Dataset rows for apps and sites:
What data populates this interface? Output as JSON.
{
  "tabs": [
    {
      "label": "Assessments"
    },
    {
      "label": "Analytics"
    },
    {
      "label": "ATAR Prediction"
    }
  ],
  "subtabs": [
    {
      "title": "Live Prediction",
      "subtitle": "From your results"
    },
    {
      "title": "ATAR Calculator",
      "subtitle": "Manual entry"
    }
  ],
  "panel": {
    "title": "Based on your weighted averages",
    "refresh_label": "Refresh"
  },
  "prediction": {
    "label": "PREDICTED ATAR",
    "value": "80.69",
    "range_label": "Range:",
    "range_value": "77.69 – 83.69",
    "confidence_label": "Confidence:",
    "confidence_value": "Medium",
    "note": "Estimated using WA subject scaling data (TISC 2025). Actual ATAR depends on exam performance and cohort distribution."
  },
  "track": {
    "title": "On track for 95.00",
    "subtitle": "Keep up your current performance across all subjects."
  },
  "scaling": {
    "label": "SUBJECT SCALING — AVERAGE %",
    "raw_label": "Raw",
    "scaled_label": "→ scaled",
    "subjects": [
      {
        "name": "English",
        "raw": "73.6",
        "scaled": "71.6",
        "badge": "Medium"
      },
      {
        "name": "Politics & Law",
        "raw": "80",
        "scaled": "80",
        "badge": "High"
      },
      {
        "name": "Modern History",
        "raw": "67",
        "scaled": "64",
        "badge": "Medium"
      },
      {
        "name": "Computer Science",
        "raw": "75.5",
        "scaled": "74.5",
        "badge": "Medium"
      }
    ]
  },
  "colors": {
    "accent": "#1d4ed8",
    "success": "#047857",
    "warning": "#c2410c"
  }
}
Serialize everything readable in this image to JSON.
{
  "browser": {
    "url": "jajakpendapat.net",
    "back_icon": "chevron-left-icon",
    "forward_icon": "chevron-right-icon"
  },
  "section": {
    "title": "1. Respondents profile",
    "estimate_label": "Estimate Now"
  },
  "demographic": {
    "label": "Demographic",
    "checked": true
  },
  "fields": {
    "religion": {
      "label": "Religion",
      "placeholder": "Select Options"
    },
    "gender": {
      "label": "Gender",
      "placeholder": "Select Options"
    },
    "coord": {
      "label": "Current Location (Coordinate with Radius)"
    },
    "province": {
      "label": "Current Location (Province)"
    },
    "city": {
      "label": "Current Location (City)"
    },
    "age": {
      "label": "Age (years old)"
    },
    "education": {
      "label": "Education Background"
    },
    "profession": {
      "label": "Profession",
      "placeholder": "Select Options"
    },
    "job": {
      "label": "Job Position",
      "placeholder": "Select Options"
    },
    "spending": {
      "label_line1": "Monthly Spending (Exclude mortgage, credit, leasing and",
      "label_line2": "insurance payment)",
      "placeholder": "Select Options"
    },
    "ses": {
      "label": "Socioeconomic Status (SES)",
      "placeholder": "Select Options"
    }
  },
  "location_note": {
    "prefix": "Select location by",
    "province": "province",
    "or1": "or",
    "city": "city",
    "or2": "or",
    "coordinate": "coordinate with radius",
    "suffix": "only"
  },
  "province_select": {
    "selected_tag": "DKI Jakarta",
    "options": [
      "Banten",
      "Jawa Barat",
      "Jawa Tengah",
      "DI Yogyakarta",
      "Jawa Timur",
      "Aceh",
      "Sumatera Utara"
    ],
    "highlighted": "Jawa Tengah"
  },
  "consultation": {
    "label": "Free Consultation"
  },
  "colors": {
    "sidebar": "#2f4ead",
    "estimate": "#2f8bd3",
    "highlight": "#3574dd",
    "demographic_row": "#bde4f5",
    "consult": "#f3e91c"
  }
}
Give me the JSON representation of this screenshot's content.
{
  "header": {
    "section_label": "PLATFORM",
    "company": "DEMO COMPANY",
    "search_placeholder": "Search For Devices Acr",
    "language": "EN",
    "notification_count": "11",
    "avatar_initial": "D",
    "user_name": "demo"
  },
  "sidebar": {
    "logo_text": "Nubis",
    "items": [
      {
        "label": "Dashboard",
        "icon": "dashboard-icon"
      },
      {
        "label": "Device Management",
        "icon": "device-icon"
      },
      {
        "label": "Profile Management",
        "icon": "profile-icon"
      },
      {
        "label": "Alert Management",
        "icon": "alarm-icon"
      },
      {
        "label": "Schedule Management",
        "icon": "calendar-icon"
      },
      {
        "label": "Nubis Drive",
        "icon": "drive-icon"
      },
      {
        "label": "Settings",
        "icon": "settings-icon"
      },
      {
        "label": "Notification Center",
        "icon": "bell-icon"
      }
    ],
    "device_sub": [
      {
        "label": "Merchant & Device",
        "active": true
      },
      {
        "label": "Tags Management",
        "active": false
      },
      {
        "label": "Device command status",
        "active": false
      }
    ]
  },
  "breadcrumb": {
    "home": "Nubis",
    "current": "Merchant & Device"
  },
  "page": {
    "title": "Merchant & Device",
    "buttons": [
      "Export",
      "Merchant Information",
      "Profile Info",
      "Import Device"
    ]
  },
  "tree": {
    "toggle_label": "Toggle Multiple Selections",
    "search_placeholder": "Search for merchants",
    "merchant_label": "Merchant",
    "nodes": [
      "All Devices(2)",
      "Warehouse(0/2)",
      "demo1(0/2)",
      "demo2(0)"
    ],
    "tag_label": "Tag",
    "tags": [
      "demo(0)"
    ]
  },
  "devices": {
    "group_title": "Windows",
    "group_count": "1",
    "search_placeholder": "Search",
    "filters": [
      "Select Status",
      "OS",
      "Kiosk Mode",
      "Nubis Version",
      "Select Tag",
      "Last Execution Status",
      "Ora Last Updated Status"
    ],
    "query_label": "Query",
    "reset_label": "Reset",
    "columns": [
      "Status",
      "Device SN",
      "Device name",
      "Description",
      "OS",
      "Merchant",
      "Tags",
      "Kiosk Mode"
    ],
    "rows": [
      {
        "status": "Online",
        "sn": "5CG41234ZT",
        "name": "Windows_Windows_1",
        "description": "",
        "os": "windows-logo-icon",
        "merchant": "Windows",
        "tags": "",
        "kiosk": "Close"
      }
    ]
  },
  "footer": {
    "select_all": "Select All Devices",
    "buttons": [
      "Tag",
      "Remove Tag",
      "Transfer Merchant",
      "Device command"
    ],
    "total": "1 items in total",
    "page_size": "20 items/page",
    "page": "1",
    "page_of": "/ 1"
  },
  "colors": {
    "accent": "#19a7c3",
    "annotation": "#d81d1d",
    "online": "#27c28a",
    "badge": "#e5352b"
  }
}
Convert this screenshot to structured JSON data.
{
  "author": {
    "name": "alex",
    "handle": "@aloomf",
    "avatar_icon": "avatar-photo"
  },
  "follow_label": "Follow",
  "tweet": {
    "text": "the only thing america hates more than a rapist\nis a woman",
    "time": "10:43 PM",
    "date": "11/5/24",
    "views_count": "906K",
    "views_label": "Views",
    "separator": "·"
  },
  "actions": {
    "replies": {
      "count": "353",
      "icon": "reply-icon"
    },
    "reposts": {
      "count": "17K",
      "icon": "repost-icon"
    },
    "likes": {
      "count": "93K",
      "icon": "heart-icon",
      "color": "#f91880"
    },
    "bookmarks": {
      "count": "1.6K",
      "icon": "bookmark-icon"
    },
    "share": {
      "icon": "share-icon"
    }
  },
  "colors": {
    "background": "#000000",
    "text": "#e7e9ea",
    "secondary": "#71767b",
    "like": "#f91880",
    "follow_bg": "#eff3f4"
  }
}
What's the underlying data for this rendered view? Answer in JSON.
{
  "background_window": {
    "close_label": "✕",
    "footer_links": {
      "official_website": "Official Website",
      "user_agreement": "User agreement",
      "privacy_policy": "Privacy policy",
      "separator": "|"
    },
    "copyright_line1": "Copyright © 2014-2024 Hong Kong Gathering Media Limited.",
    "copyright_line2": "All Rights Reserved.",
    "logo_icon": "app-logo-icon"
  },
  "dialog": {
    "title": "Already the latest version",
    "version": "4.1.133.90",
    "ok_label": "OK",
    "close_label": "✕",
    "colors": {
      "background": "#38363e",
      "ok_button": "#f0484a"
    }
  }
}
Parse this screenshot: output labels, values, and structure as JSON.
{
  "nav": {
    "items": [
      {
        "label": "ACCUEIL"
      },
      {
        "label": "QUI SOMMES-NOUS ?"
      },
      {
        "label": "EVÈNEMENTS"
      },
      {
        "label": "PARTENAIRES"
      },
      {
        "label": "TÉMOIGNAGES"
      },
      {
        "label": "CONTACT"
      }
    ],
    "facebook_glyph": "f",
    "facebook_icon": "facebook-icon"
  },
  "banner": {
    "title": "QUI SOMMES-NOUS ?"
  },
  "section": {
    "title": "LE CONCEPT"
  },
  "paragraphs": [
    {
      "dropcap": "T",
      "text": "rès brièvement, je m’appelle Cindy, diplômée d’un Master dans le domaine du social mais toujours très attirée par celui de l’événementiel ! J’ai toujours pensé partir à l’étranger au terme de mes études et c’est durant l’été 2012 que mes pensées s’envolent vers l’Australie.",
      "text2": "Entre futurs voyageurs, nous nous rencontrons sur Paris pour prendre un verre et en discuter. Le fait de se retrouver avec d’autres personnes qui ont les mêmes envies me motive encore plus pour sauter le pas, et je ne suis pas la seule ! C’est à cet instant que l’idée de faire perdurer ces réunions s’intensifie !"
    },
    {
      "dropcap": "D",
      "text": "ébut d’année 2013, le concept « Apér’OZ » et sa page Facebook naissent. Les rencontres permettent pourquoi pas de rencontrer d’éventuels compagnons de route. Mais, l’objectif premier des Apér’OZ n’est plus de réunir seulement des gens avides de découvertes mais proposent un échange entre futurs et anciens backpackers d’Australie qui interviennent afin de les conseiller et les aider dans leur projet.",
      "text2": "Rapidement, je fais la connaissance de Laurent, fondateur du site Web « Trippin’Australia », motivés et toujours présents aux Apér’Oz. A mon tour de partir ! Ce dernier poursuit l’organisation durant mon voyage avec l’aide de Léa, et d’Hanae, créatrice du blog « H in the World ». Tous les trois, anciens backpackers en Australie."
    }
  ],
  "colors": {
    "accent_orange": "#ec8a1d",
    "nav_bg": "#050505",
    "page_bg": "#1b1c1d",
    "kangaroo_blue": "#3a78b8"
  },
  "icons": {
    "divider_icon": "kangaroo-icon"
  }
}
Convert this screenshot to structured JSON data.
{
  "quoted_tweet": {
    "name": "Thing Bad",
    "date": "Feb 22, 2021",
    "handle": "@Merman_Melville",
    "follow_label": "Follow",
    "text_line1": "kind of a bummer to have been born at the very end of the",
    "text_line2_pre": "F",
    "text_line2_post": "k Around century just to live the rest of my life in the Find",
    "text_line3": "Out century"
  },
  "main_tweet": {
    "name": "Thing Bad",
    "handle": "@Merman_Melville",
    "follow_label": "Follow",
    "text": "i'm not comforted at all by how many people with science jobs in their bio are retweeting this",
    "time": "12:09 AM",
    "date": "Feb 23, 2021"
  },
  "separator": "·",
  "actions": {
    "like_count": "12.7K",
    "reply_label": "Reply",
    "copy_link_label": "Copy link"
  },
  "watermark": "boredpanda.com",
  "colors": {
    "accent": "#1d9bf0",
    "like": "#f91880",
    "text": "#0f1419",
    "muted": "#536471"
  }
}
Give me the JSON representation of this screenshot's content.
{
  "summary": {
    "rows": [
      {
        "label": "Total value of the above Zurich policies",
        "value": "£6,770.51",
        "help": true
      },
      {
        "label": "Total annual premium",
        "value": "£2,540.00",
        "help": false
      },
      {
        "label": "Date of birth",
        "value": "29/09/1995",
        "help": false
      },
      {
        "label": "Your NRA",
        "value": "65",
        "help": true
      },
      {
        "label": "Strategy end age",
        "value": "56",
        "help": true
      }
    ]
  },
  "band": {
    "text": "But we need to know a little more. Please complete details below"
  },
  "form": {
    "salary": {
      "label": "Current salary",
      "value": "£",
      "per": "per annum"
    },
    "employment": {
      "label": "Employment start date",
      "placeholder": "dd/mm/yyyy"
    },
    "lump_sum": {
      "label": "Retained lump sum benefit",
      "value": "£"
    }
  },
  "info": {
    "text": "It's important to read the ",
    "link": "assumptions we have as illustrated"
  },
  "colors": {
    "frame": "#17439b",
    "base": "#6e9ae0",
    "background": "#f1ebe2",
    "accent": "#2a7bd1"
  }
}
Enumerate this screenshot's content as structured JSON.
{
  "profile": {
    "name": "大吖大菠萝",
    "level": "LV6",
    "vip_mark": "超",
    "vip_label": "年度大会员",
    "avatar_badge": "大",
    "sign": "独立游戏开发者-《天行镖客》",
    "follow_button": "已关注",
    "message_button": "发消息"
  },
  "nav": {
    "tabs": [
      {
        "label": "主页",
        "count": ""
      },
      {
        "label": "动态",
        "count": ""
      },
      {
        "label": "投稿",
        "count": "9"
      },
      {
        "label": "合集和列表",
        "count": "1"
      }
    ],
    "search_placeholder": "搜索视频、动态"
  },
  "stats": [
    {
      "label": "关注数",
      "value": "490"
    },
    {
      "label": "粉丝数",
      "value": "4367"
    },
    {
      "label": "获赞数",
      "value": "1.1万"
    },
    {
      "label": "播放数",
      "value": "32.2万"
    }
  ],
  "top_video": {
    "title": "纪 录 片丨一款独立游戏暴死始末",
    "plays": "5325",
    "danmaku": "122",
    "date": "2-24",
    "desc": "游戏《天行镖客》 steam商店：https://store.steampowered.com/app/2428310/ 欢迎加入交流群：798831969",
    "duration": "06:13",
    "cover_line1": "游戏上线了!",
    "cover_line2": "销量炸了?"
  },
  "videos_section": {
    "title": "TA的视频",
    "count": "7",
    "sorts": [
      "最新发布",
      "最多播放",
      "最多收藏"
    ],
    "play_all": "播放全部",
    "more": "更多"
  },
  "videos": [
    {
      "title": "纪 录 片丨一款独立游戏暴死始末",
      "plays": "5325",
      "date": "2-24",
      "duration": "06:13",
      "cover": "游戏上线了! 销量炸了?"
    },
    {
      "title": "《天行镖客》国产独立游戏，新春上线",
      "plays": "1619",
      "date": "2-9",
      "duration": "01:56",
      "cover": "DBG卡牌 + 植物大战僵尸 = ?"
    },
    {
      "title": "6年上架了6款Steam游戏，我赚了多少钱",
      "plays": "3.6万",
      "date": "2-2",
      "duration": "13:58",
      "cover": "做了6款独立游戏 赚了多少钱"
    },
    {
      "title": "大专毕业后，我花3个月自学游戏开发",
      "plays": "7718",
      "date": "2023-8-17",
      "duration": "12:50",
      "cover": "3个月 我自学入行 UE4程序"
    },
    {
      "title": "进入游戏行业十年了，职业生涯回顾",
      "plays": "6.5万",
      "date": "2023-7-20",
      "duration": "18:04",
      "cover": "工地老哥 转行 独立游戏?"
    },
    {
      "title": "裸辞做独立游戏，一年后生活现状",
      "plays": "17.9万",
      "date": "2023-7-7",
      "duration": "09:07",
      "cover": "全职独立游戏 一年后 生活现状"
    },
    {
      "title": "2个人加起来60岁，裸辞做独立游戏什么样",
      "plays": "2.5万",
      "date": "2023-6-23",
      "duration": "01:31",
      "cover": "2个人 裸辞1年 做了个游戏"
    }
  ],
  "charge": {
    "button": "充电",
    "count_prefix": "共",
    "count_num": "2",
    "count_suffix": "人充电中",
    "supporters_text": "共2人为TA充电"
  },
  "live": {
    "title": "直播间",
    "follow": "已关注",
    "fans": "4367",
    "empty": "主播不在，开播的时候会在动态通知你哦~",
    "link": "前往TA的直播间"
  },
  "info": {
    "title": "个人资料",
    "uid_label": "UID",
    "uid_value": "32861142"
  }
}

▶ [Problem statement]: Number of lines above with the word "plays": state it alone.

▶ [Solution]: 8